Flowers with distinct calyx and corolla and the corolla petals are fused. This subclass includes the following three series:
- Series Inferae: Flowers with an inferior ovary. Example: Mikania Cordata
- Series Heteromerae: Flowers with superior ovary, numbers of carpels are more than two. Example: Rhododendron arboreum
- Series Bicarpellatae: Flowers with superior ovary, number of carpels are two.
Example: Leucas Aspera
The flowers are with only one non-essential whorl (perianth) ‘or absence of non-essential whorls. It includes the following 8 series:
- Series 1 : Curvembryae:
Usually single ovule, embryo coiled around the endosperm.
- Series 2:Multi ovulate Aquatica:
Aquatic plants with syncarpous ovary and many ovules
Example: Lacis Monadelpha
- Series 3: Multiovulate Terrestris:
Terrestrial plants with syncarpous ovary and many more ovules
Example: Aristolochia Indica
- Series 4: Microembryae:
Only one ovule, small, tiny embryo endospermic seed
Example: Piper nigrum
- Series 5: Daphnales:
Only one ovule and contain a single ovule.
- Series 6: Achlamydosporae:
Ovary inferior, 1 to 3 ovules- unilocular
- Series 7: Unisexuales:
Flower unisexual, perianth usually absent
- Series 8: Ordines Anomali: (Anomalous families)
Plants with uncertain systematic position but closer to unisexuales
3. Phylogenetic System Of Classification :
This is the third type of classification.

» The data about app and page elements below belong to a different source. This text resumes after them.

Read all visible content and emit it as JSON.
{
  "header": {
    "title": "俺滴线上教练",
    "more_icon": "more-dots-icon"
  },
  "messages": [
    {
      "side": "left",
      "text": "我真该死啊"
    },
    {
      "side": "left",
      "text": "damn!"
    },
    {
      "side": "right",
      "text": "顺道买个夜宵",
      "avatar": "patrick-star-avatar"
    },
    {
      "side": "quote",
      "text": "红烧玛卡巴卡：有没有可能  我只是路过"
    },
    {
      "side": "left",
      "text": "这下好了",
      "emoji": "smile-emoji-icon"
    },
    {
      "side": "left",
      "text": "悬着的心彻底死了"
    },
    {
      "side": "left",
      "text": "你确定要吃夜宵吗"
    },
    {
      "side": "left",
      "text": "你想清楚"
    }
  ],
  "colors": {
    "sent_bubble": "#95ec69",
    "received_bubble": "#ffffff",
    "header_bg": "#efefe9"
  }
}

This classification was proposed by the famous German botanist Engler & Karl Prantl (1844-1938). This classification was based on many evolutionary characters. They divided the plant kingdom into 13 Divisions mentioned as below:
- Division 1: Schizophyta
- Division 2: Myxothallophyta
- Division 3: Flagellate
- Division 4: Dinoflagellatae
- Division 5: Bacillariophyceae
- Division 6: Conjugatae
- Division 7: Chlorophyceae
- Division 8: Charophyta
- Division 9: Phaeophyceae
- Division 10: Rhodophyceae
- Division 11: Eumycetes
- Division 12: Embryophyta Asiphonogama
- Division 13: Embryophyta Siphonogama
To Be Continued…